WESTBROOK – Larry Caruso grew up with everything he needed.
“I was the most blessed kid in the world growing up,” Caruso says. “We had a mother and a father around the table. We did things together, we traveled together. I’ve always felt, even back as a kid, the need to give something back.”
Larry Caruso does just that. The vice president of the board of directors at My Place Teen Center in Westbrook, Caruso is the center’s “go-to guy,” according to Executive Director Donna Dwyer. Caruso, the center’s 2012 Volunteer of the Year, is the organization’s information technology guy. He makes sure the Internet is working for the hundreds of kids who use the center, and takes care of other physical needs in the old building, such as the heating system and repairs.
But Caruso’s contributions to at-risk children take on a much deeper human tone than brick and mortar.
“It’s the most rewarding, wonderful, hard volunteer work I’ve ever done,” Caruso said, “because of the kids. The kids are everything.”
Caruso knows a little bit about helping people. As the owner of a company called Senior Protective Administration of Westbrook, he works to protect seniors against phone and other financial scams. He finds enough time outside of his profession to help the kids who meet “behind the red doors” at My Place, on Main Street, which provides a place for more than 500 young people to be safe, hang out with friends and have meals.
The Volunteer of the Year Award, Caruso said, “touched my soul.”
Caruso, 55, is anxious to open the doors to a teen center that is remarkably clean, with shiny wood floors and well-arranged furniture. The first floor features a stage, lounge with television and books, computers and a snack area. Yes, some of these kids actually read books instead of watching TV.
“There’s a lot of homework being done here in the afternoon,” Caruso said. “These kids have a desire to fit in. When you hear their stories, they call this place ‘my place to chill.’ This is their safe haven. They get a lot of love and support here.”
My Place Teen Center, Caruso points out, is focused on kids ages 10 to 18, but it takes in kids as young as 6, and young people as old as 22.

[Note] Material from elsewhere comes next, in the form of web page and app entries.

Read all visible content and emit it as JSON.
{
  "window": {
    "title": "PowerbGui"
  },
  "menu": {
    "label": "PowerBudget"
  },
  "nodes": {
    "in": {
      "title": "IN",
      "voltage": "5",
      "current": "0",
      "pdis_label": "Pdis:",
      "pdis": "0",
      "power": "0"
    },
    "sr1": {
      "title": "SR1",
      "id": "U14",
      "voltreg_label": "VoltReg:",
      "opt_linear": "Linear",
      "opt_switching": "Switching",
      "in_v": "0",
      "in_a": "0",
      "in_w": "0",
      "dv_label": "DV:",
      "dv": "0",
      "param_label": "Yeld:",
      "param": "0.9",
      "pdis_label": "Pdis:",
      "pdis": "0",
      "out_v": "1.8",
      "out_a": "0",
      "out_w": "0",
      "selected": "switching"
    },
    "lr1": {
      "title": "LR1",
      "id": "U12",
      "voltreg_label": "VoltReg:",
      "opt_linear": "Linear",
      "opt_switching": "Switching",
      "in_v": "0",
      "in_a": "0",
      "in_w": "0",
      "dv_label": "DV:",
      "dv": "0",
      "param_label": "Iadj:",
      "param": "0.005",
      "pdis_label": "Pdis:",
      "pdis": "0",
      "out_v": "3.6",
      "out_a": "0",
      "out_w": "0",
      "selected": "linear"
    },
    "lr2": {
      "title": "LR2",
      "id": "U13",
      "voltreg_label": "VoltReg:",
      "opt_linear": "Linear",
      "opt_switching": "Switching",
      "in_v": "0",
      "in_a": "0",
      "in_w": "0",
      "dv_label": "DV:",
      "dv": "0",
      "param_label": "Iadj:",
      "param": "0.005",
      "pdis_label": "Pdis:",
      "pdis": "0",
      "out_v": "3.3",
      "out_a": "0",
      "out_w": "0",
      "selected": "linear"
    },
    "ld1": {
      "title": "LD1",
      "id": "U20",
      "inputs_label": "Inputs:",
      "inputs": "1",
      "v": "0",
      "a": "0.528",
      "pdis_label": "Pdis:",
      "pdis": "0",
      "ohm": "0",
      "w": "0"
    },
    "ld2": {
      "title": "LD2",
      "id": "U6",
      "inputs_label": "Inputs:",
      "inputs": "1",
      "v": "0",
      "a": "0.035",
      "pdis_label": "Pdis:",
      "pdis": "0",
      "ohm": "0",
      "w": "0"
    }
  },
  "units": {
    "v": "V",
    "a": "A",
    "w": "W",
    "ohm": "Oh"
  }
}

“They come in and we feed them when they’re hungry and we lead them down the path,” Caruso said.
The well-stocked kitchen and dining room are located downstairs. There, on Thursday nights, Caruso works with chef James Tranchemontagne, of the Frog and Turtle, to teach cooking classes and put on meals.
Also downstairs, kids listen to music and dance in the recreation room.
My Place provides some 14,000 meals a year from Monday through Friday, thanks to donors such as Good Shepherd Food Bank and Hannaford. On Wednesday evenings, a local church group provides an open meal for anyone who wants to drop in.
Caruso also knows he must focus some of his attention on the building itself. Despite the gleaming floors and well-arranged furniture, My Place has peeling walls, a bad roof and foundation and drafty windows. In short, it requires renovations – to the tune of about $430,000.
“I know it looks good,” Caruso said, “but it has a lot of issues. We have a $100,000 building improvement grant, and that’s a great start. The whole building will be completely renovated top to bottom in the next three years. It will be a shining star here in downtown Westbrook.”
Caruso, Dwyer and the rest of the staff at My Place pay extra-special attention to giving youth a warm, cheery place to be during the holiday season. There is a family dinner on Dec. 10, during which the kids can invite their families.
Caruso looks forward to the Dec. 7 kids party, where he has played Santa Claus. The Teen Center raised $1,000 last year by selling photos of the kids with Santa for $10 each.
More than that, though, it’s a Christmas party with games, gifts and entertainment. And it’s not always just the little kids who sit on Santa’s lap.
“It’s just because they want to sit with Santa,” Caruso said. “Some older ones do it. Santa makes them happy.
“It’s kids who need adults. They need some structure and some support and some love. Those are things that I always had and I’m willing to give.”
Caruso praises Dwyer as “one of the big reasons this place is where it is today.”
Dwyer returns the love.
“He is committed,” she said of Caruso. “He will do whatever it takes.”
Dwyer said this will be the third kids holiday party sponsored by Unum
“It’s a very festive time for most,” she said. “For some of these kids, it is a very depressing time. It’s a very joyful, warm and loving event that is focused on being together.”
The kids, Dwyer said, get “all amped up” for the party.
“They deserve it,” she said. “They deserve to be surrounded by love and by warmth and by festivities, no matter what. It’s very magical here.”
Dwyer said that 16 percent of the funding for My Place Teen Center is from a stable source, but the rest – about $400,000 – must be raised. Meanwhile, the center has seen an 18 percent increase in attendance. So while the building has needs, she tries to convince donors of the needs of the children.
“Out motto is to dump all the funding we can into the kids,” she said. “Larry is a conduit to getting these services at a free or reduced cost. Not only is he for the kids, but he is for the building. There is a lot going on behind the red doors.”